“If this forest service logging proposal is approved, a patchwork of clear cuts could be visible on all sides of the Turquoise Lake Basin,” Mueller said. “This litigation centers on USFS refusal to protect forested slopes known to represent critical den habitat for threatened lynx,” said attorney John Mellgren of the Western Environmental Law Center. “Our goal is ecologically resilient forests that support healthy wildlife and lynx populations. Clear-cutting would further undermine lynx and other vulnerable species,” Mellgren said. Continue reading “Massive Colorado logging project threatens lynx”

Court showdown likely in Wolf Creek land swap battle

A map included in the feasibilty analysis shows the lands near Wolf Creek proposed for a trade.
A map included in the feasibilty analysis shows the lands near Wolf Creek proposed for a trade.

Under pressure from billionaire developer, Forest Service keeps digging itself into a deeper hole

By Bob Berwyn

FRISCO — Conservation advocates in Colorado are bracing for a legal battle with the U.S. Forest Service after the agency last week stayed on course to approve a controversial land exchange that would enable a massive real estate development in the relatively untouched forests around Wolf Creek Pass.

A regional Forest Service officials rejected a series of objections to the swap, finding that the approval didn’t violate any federal laws or agency regulations, but conservation groups say they have obtained documents showing that Maribeth Gustafson, the regional forester who reviewed the objections, may have a conflict of interest because she participated in the process leading to the approval. Continue reading “Court showdown likely in Wolf Creek land swap battle”

Wildlife: Are lynx holding their own?

Feds conducting five-year status review

Federal biologists are compiling new information about lynx in the United States as part of a five-year review. Photo courtesy USFWS.

Staff Report

FRISCO — Almost 15 years after listing lynx as a threatened species, the U.S. Fish and Wildlife Service still hasn’t developed a recovery plan for the snow-loving cats, but a required five-year status review currently under way may help the process.

The review is aimed at clarifying the extent, magnitude, and nature of the threats to lynx so that recovery planning can target those specific threats. When lynx were originally listed in 2000, federal biologists said the lack of adequate regulations on public lands was the main threat to the predators. Continue reading “Wildlife: Are lynx holding their own?”

Wildlife: Colorado launches new lynx monitoring effort

A radio-collared lynx in Colorado. Photo courtesy CPW.
A radio-collared lynx in Colorado. Photo courtesy CPW.

SW Colorado field project will assess habitat occupancy, population trends

Staff Report

FRISCO — Colorado biologists have launched an ambitious monitoring program aimed at learning whether the state’s population of reintroduced and native-born lynx is holding steady.
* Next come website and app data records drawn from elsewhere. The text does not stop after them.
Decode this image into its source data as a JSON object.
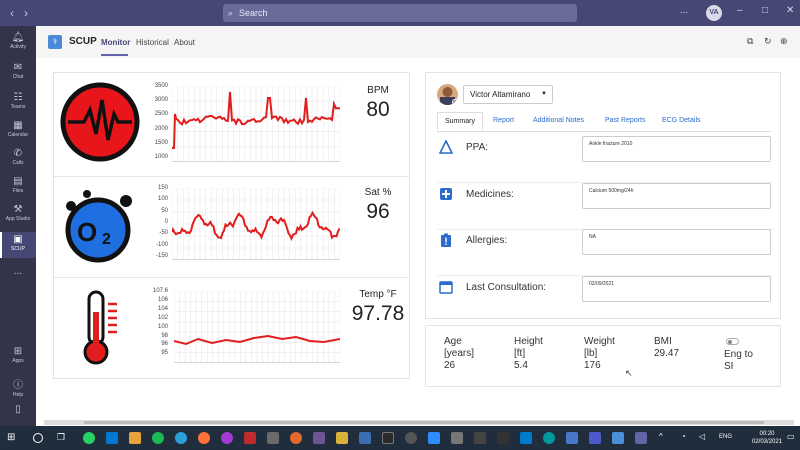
{
  "window": {
    "search_placeholder": "Search",
    "avatar_initials": "VA",
    "controls": [
      "...",
      "–",
      "□",
      "✕"
    ]
  },
  "rail": [
    {
      "label": "Activity",
      "icon": "bell-icon"
    },
    {
      "label": "Chat",
      "icon": "chat-icon"
    },
    {
      "label": "Teams",
      "icon": "teams-icon"
    },
    {
      "label": "Calendar",
      "icon": "calendar-icon"
    },
    {
      "label": "Calls",
      "icon": "phone-icon"
    },
    {
      "label": "Files",
      "icon": "file-icon"
    },
    {
      "label": "App Studio",
      "icon": "app-studio-icon"
    },
    {
      "label": "SCUP",
      "icon": "scup-icon"
    },
    {
      "label": "...",
      "icon": "more-icon"
    },
    {
      "label": "Apps",
      "icon": "apps-icon"
    },
    {
      "label": "Help",
      "icon": "help-icon"
    }
  ],
  "header": {
    "app_name": "SCUP",
    "tabs": [
      "Monitor",
      "Historical",
      "About"
    ],
    "active_tab": "Monitor"
  },
  "vitals": {
    "bpm": {
      "label": "BPM",
      "value": "80",
      "yticks": [
        "3500",
        "3000",
        "2500",
        "2000",
        "1500",
        "1000"
      ]
    },
    "sat": {
      "label": "Sat %",
      "value": "96",
      "yticks": [
        "150",
        "100",
        "50",
        "0",
        "-50",
        "-100",
        "-150"
      ]
    },
    "temp": {
      "label": "Temp °F",
      "value": "97.78",
      "yticks": [
        "107.6",
        "106",
        "104",
        "102",
        "100",
        "98",
        "96",
        "95"
      ]
    }
  },
  "doctor": {
    "name": "Victor Altamirano"
  },
  "patient_tabs": [
    "Summary",
    "Report",
    "Additional Notes",
    "Past Reports",
    "ECG Details"
  ],
  "summary": [
    {
      "label": "PPA:",
      "value": "Ankle fracture 2010",
      "icon": "triangle-icon"
    },
    {
      "label": "Medicines:",
      "value": "Calcium 500mg/24h",
      "icon": "medical-cross-icon"
    },
    {
      "label": "Allergies:",
      "value": "NA",
      "icon": "alert-clipboard-icon"
    },
    {
      "label": "Last Consultation:",
      "value": "02/09/2021",
      "icon": "calendar-icon"
    }
  ],
  "stats": {
    "age_label_1": "Age",
    "age_label_2": "[years]",
    "age_value": "26",
    "height_label_1": "Height",
    "height_label_2": "[ft]",
    "height_value": "5.4",
    "weight_label_1": "Weight",
    "weight_label_2": "[lb]",
    "weight_value": "176",
    "bmi_label": "BMI",
    "bmi_value": "29.47",
    "toggle_label_1": "Eng to",
    "toggle_label_2": "SI"
  },
  "taskbar": {
    "lang": "ENG",
    "time": "00:20",
    "date": "02/03/2021"
  },
  "colors": {
    "accent": "#6264a7",
    "signal": "#e01e1e",
    "rail": "#33344a",
    "titlebar": "#464775"
  }
}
The monitoring will cover more than 5,000 miles in the San Juan Mountains in southwest Colorado, including six wilderness areas: Weminuche, Uncompahgre, Lizard Head, Powderhorn, La Garita Mount Sneffels, and South San Juan. Continue reading “Wildlife: Colorado launches new lynx monitoring effort”
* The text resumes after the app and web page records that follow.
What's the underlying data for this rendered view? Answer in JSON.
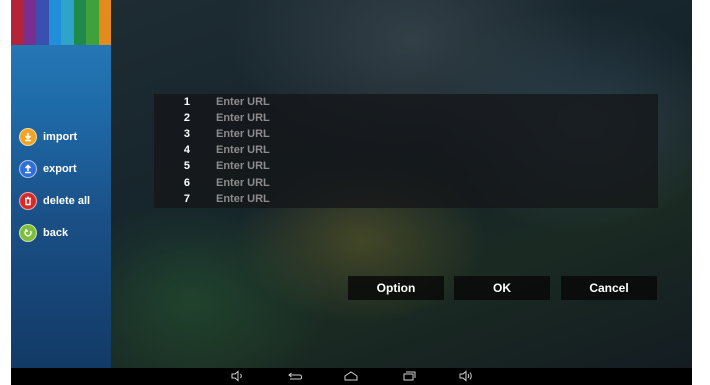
{
  "colors": {
    "import_icon": "#f2a424",
    "export_icon": "#2f6fd6",
    "delete_icon": "#d62b2b",
    "back_icon": "#7dbf3c",
    "stripes": [
      "#b3233a",
      "#7a2f8e",
      "#3b4fb0",
      "#1e8fd8",
      "#2fa3c8",
      "#1f8a4a",
      "#3ea13a",
      "#e58a1c"
    ]
  },
  "sidebar": {
    "items": [
      {
        "label": "import",
        "icon": "download-icon"
      },
      {
        "label": "export",
        "icon": "upload-icon"
      },
      {
        "label": "delete all",
        "icon": "trash-icon"
      },
      {
        "label": "back",
        "icon": "back-icon"
      }
    ]
  },
  "url_list": {
    "rows": [
      {
        "num": "1",
        "placeholder": "Enter URL"
      },
      {
        "num": "2",
        "placeholder": "Enter URL"
      },
      {
        "num": "3",
        "placeholder": "Enter URL"
      },
      {
        "num": "4",
        "placeholder": "Enter URL"
      },
      {
        "num": "5",
        "placeholder": "Enter URL"
      },
      {
        "num": "6",
        "placeholder": "Enter URL"
      },
      {
        "num": "7",
        "placeholder": "Enter URL"
      }
    ]
  },
  "buttons": {
    "option": "Option",
    "ok": "OK",
    "cancel": "Cancel"
  },
  "navbar": {
    "icons": [
      "volume-down-icon",
      "back-arrow-icon",
      "home-icon",
      "recent-apps-icon",
      "volume-up-icon"
    ]
  }
}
Wildlife advocates say new Maine trapping plan is a bad deal for threatened Canada lynx

13 lynx have been caught in traps the past month; activists say more oversight is needed to protect federally listed cats

lynx, Lynx lynx, by Erwin & Peggy Bauer, no date, 11437, 101.7.01
A lynx on the prowl in the forest. Photo courtesy USFWS.

Staff Report

FRISCO — A new trapping plan approved by state and federal officials in Maine doesn’t do enough to protect endangered lynx, according to wildlife advocates. Instead of relying on reports from trappers in the field, activists said they want to see more active enforcement and inspections of trapping operations.

The plan, part of the state’s predator control program, was approved less than a month into the state’s trapping season, during which 13 lynx have already been reported captured. All the cats were released alive, but two required veterinary treatment for injured toes. A previous study of radio-collared lynx in Maine showed that after being caught by trappers, only three of six lynx survived a month. Continue reading “Wildlife advocates say new Maine trapping plan is a bad deal for threatened Canada lynx”